It’s not always as clear though: marketing execs at certain pharma companies are rumoured to factor the cost of lawsuits into their marketing budgets when they consider making bold claims about their products, and while Ryanair has made a habit of using deliberately provocative adverts (this one being a personal favourite), their benefit is debatable – the ads certainly get a lot of print coverage, but they also appear to alienate a lot of people. Plus, Ryanair looked terrible when they went crying to the ASA after Easyjet decided to give them a taste of their own medicine.
There are no unbreakable rules when it comes to this kind of thing, but it’s certainly a lot of fun to watch from the sidelines. As far as the Olympics are concerned, LOCOG seems to have its claws out in London, but only time will tell whether it’ll result in an ambush-free event. Initial signs aren’t good though – we’ve alreaday seen plenty of brands taking liberties, and Nike is planning an enormous marketing push at the same time of the Olympics. Watch and enjoy!Read More
PR, like any other marketing discipline, is going through major transitions, and in 2011 I think we will see a number of significant trends which may evolve our industry further.
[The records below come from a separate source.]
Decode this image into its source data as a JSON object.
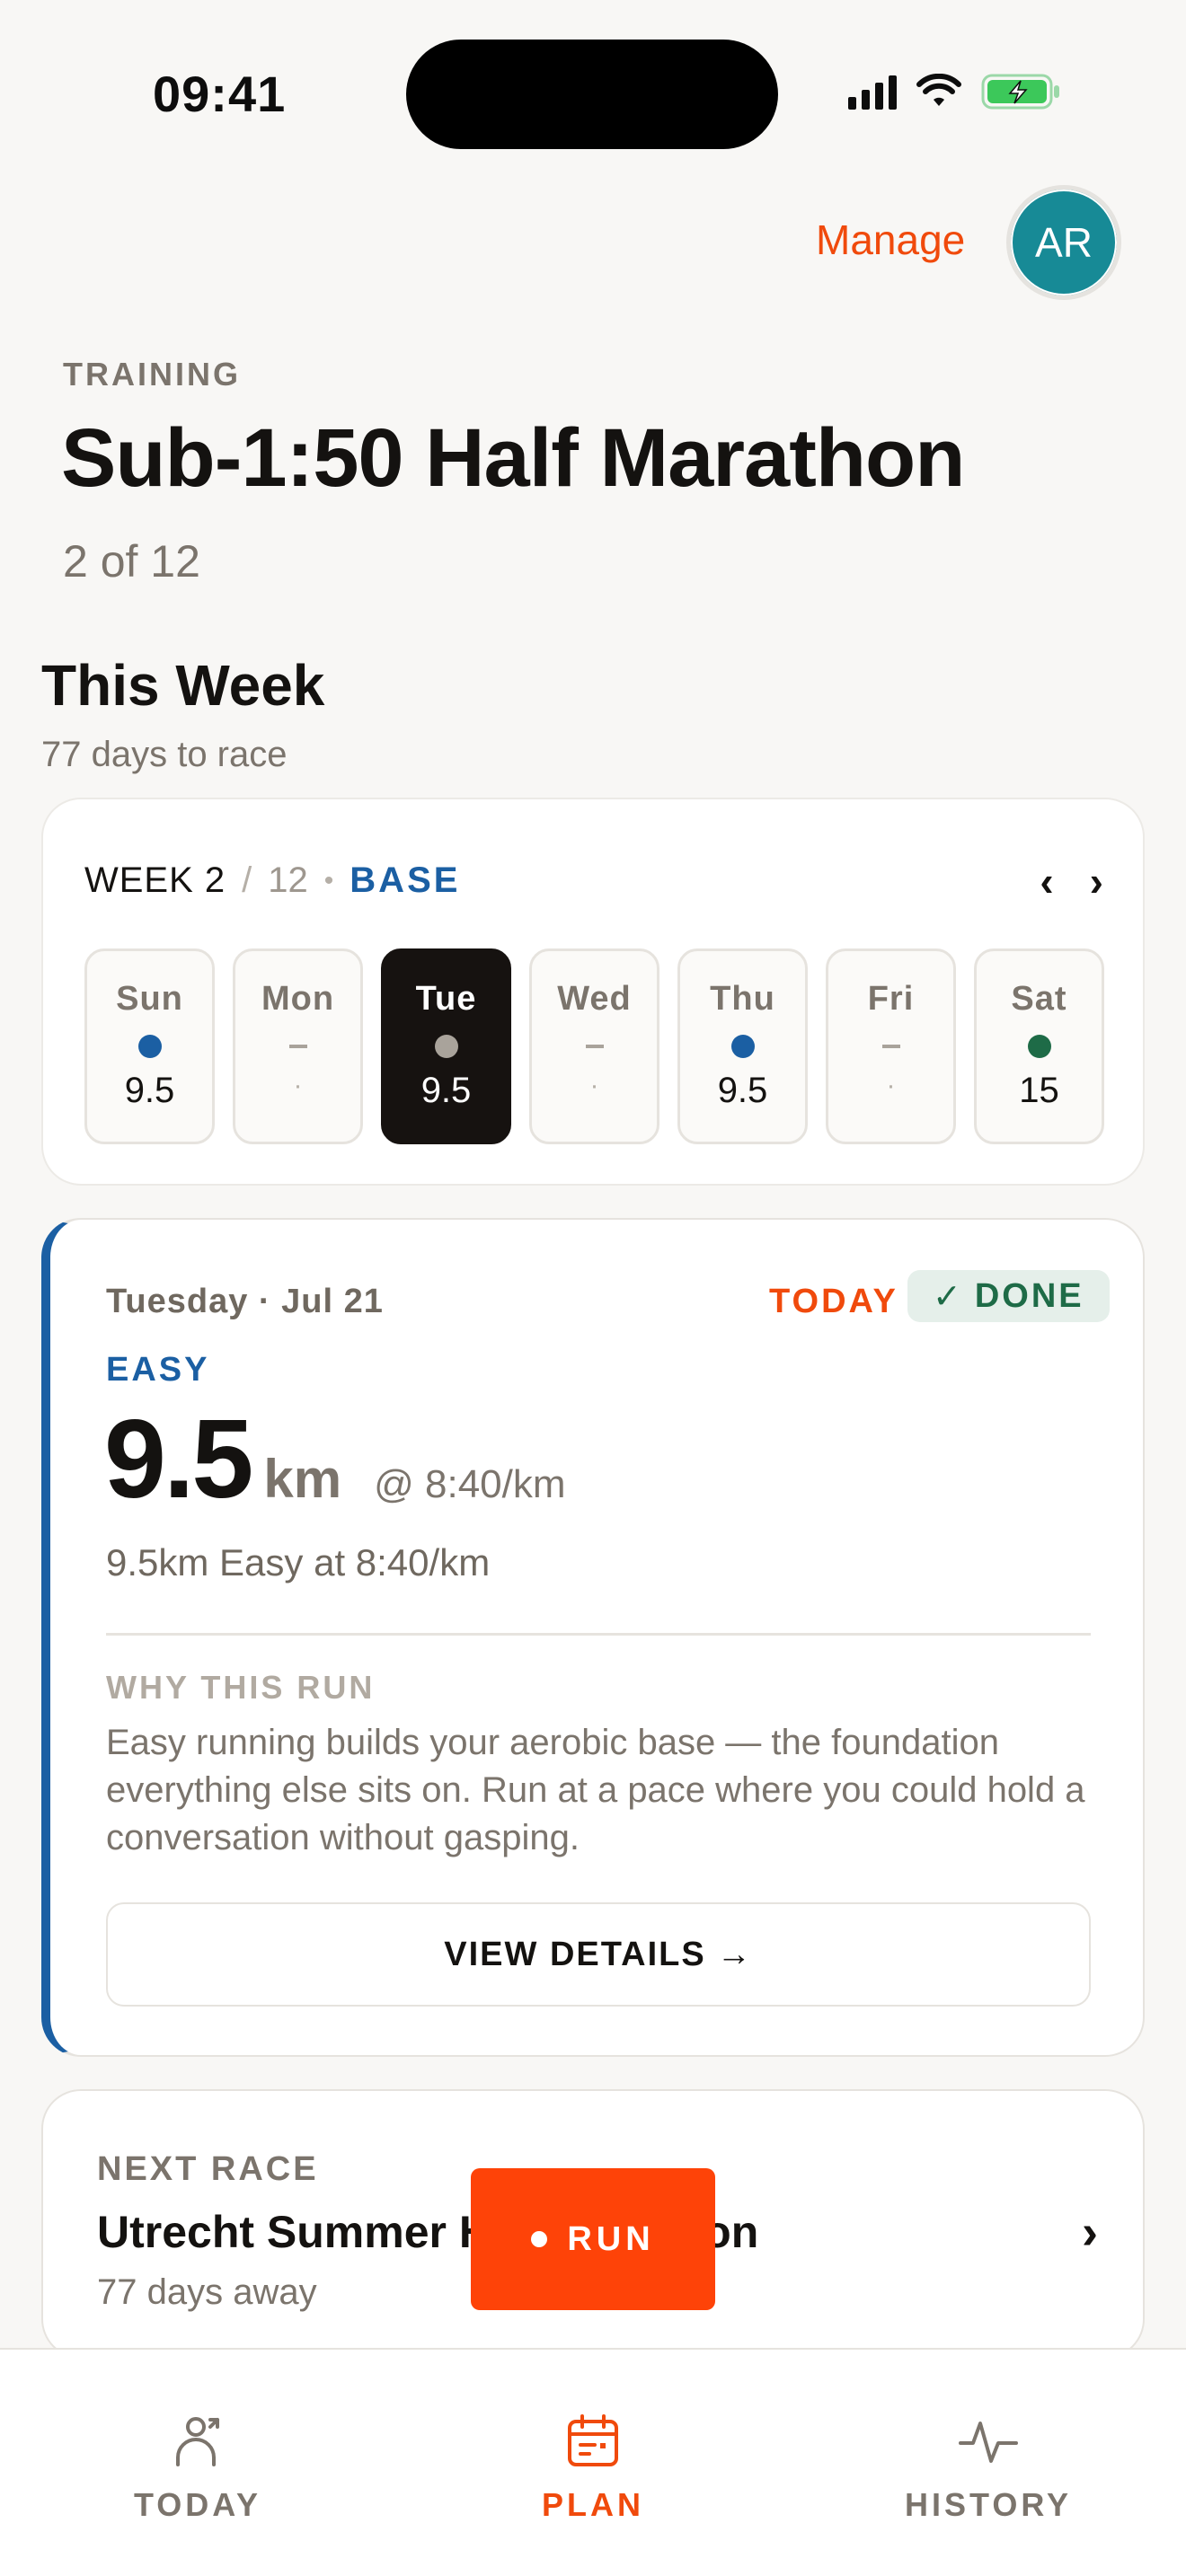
{
  "status_bar": {
    "time": "09:41"
  },
  "header": {
    "manage_label": "Manage",
    "avatar_initials": "AR"
  },
  "plan": {
    "eyebrow": "TRAINING",
    "title": "Sub-1:50 Half Marathon",
    "progress": "2 of 12"
  },
  "this_week": {
    "title": "This Week",
    "subtitle": "77 days to race",
    "week_label": "WEEK 2",
    "separator": "/",
    "week_total": "12",
    "dot": "•",
    "phase": "BASE",
    "prev": "‹",
    "next": "›",
    "days": [
      {
        "name": "Sun",
        "value": "9.5",
        "marker": "dot",
        "color": "#1B5FA3"
      },
      {
        "name": "Mon",
        "value": "·",
        "marker": "dash",
        "color": "#A9A39B"
      },
      {
        "name": "Tue",
        "value": "9.5",
        "marker": "dot",
        "color": "#A9A39B",
        "selected": true
      },
      {
        "name": "Wed",
        "value": "·",
        "marker": "dash",
        "color": "#A9A39B"
      },
      {
        "name": "Thu",
        "value": "9.5",
        "marker": "dot",
        "color": "#1B5FA3"
      },
      {
        "name": "Fri",
        "value": "·",
        "marker": "dash",
        "color": "#A9A39B"
      },
      {
        "name": "Sat",
        "value": "15",
        "marker": "dot",
        "color": "#1E6B47"
      }
    ]
  },
  "workout": {
    "date": "Tuesday · Jul 21",
    "today_label": "TODAY",
    "done_check": "✓",
    "done_label": "DONE",
    "type": "EASY",
    "distance": "9.5",
    "unit": "km",
    "pace": "@ 8:40/km",
    "description": "9.5km Easy at 8:40/km",
    "why_label": "WHY THIS RUN",
    "why_text": "Easy running builds your aerobic base — the foundation everything else sits on. Run at a pace where you could hold a conversation without gasping.",
    "view_details": "VIEW DETAILS",
    "view_arrow": "→"
  },
  "next_race": {
    "label": "NEXT RACE",
    "name": "Utrecht Summer Half Marathon",
    "days_away": "77 days away",
    "chevron": "›"
  },
  "run_button": {
    "label": "RUN"
  },
  "tabs": [
    {
      "label": "TODAY",
      "icon": "runner-icon",
      "active": false
    },
    {
      "label": "PLAN",
      "icon": "calendar-icon",
      "active": true
    },
    {
      "label": "HISTORY",
      "icon": "activity-icon",
      "active": false
    }
  ],
  "colors": {
    "accent": "#F04A0C",
    "run_button": "#FE4308",
    "easy_blue": "#1B5FA3",
    "done_green": "#1E6B47",
    "avatar": "#178A96"
  }
}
Here are five for your consideration:
1. No More PR Boxes
Everyone has their own perception and interpretation of exactly what PR is – thus the difficulty I had in explaining to my mother what I actually did for a living. However, the boundaries of this loosely defined discipline will blur even further in 2011. We are now seeing brand owners looking for creative campaigns rather than generic PR support – so PR can’t be put in a box and must innovate and collaborate in order to maintain a stand alone image.
2. Social media – common sense please!
Possibly more of a wish than a definite trend, however we’ve becoming increasingly jaded by the plethora of “social media gurus” and specialist social agencies trying to capitalise on the ignorance of marketing directors.
Much of social media is a combination of common sense and old fashioned communications techniques – it shouldn’t cost an arm and leg to implement nor should it be mandatory for all businesses to jump on the bandwagon.
We have journalists, we have bloggers and we also have journalists with blogs. However 2011 be the first year in which those seeking a way into journalism become a bloggers with a loyal following first, with newspapers and magazines giving commissions based on the popularity of a blogger. Those with the most followers win!
Everyone who is anyone has a smartphone now – and 2011 will see a further evolution. While those brand owners who produced an iPhone app last year probably think they are leading the way in mobile communications, in reality “mob.com” will be about much more than designing “cool” (but often useless) apps. QR (Quick Response) codes are starting to infiltrate popular society and there is great PR potential in developing mechanisms not just for data capture, but driving traffic to websites, shops, retail outlets and brand-related events. Also watch out for how PR can use augmented reality on mobile can engage with consumers in new and creative ways.
5. The Price is Right
The retail space is constantly being challenged. Twelve years ago the revolution started when online retailers went head to head with their “bricks and mortar” counterparts, and the pressure hasn’t subsided. This year we will see how retailers can connect to savvy consumers to offer instant deals, special offers and exclusive products. KGB Deals and Groupon have already made inroads into this market, and this model will be replicated (and improved) by established retailers, and of course shamelessly promoted through social media.